Problem description
What lines of the data below hold the string "Speakers"? Copy each one.

Excerpted data
____

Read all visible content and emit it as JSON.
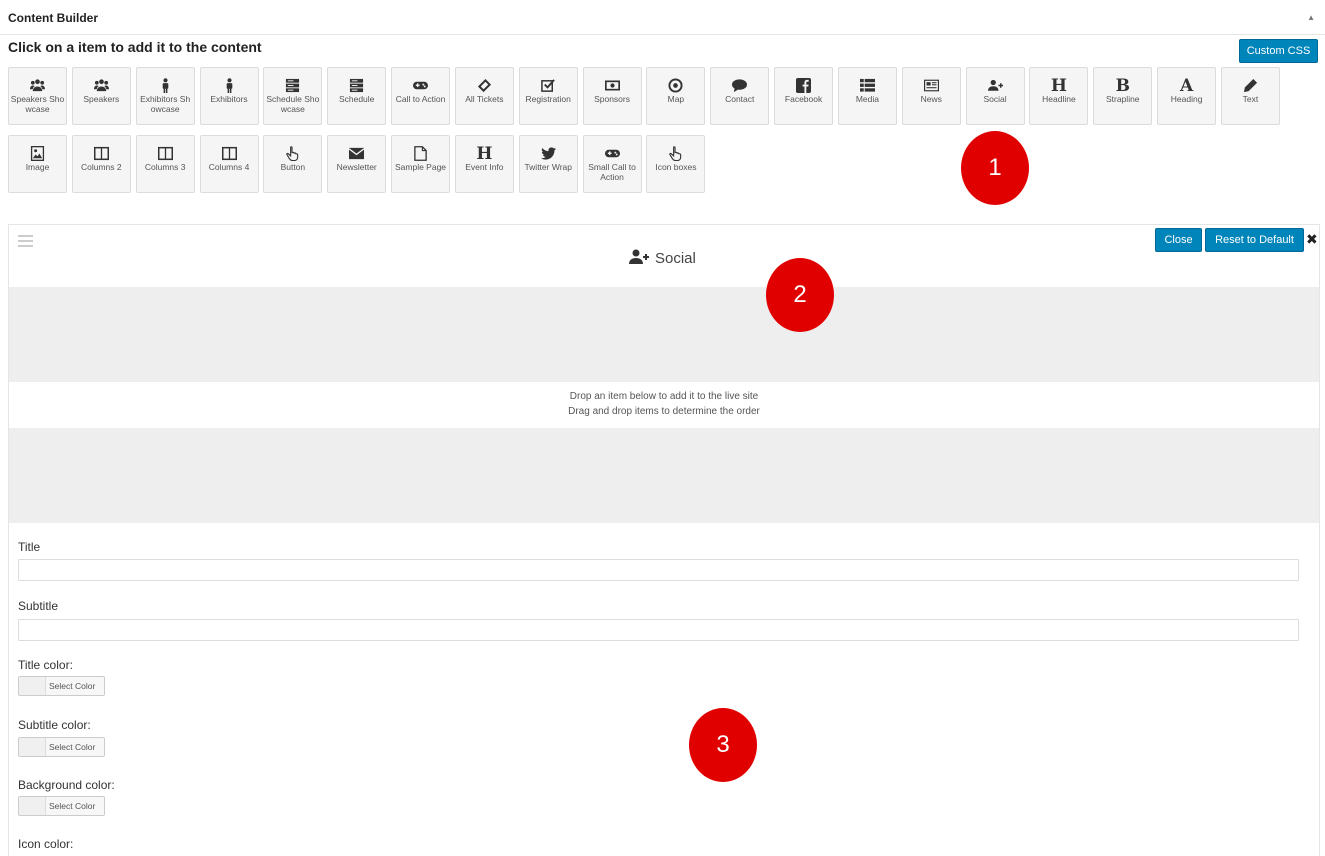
{
  "panel": {
    "title": "Content Builder",
    "toggle": "▲"
  },
  "instruction": "Click on a item to add it to the content",
  "custom_css_label": "Custom CSS",
  "items_row1": [
    {
      "label": "Speakers Sho wcase",
      "icon": "users-icon"
    },
    {
      "label": "Speakers",
      "icon": "users-icon"
    },
    {
      "label": "Exhibitors Sh owcase",
      "icon": "person-icon"
    },
    {
      "label": "Exhibitors",
      "icon": "person-icon"
    },
    {
      "label": "Schedule Sho wcase",
      "icon": "server-icon"
    },
    {
      "label": "Schedule",
      "icon": "server-icon"
    },
    {
      "label": "Call to Action",
      "icon": "gamepad-icon"
    },
    {
      "label": "All Tickets",
      "icon": "ticket-icon"
    },
    {
      "label": "Registration",
      "icon": "checkbox-icon"
    },
    {
      "label": "Sponsors",
      "icon": "money-icon"
    },
    {
      "label": "Map",
      "icon": "target-icon"
    },
    {
      "label": "Contact",
      "icon": "comment-icon"
    },
    {
      "label": "Facebook",
      "icon": "facebook-icon"
    },
    {
      "label": "Media",
      "icon": "list-icon"
    },
    {
      "label": "News",
      "icon": "newspaper-icon"
    },
    {
      "label": "Social",
      "icon": "user-plus-icon"
    },
    {
      "label": "Headline",
      "icon": "header-icon"
    },
    {
      "label": "Strapline",
      "icon": "bold-icon"
    },
    {
      "label": "Heading",
      "icon": "font-icon"
    },
    {
      "label": "Text",
      "icon": "pencil-icon"
    }
  ],
  "items_row2": [
    {
      "label": "Image",
      "icon": "image-icon"
    },
    {
      "label": "Columns 2",
      "icon": "columns-icon"
    },
    {
      "label": "Columns 3",
      "icon": "columns-icon"
    },
    {
      "label": "Columns 4",
      "icon": "columns-icon"
    },
    {
      "label": "Button",
      "icon": "hand-pointer-icon"
    },
    {
      "label": "Newsletter",
      "icon": "envelope-icon"
    },
    {
      "label": "Sample Page",
      "icon": "file-icon"
    },
    {
      "label": "Event Info",
      "icon": "header-icon"
    },
    {
      "label": "Twitter Wrap",
      "icon": "twitter-icon"
    },
    {
      "label": "Small Call to Action",
      "icon": "gamepad-icon"
    },
    {
      "label": "Icon boxes",
      "icon": "hand-pointer-icon"
    }
  ],
  "markers": [
    "1",
    "2",
    "3"
  ],
  "section": {
    "title": "Social",
    "close_label": "Close",
    "reset_label": "Reset to Default",
    "remove_glyph": "✖",
    "drop_line1": "Drop an item below to add it to the live site",
    "drop_line2": "Drag and drop items to determine the order"
  },
  "fields": {
    "title_label": "Title",
    "title_value": "",
    "subtitle_label": "Subtitle",
    "subtitle_value": "",
    "title_color_label": "Title color:",
    "subtitle_color_label": "Subtitle color:",
    "background_color_label": "Background color:",
    "icon_color_label": "Icon color:",
    "select_color": "Select Color"
  },
  "colors": {
    "accent": "#0085ba",
    "marker": "#e00000"
  }
}
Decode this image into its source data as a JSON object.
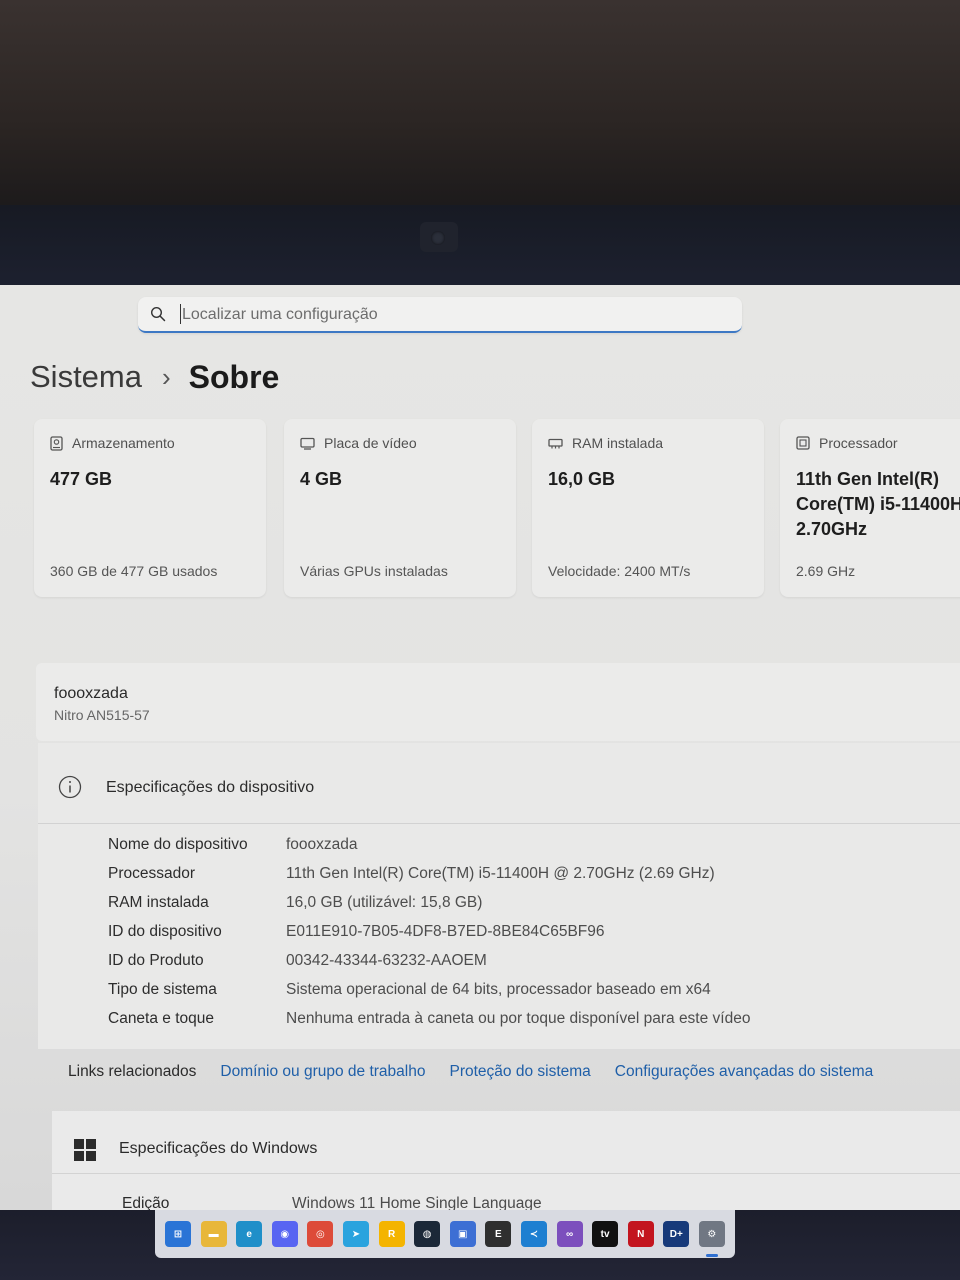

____

Task solution
      "label": "Speakers Sho wcase",
      "label": "Speakers",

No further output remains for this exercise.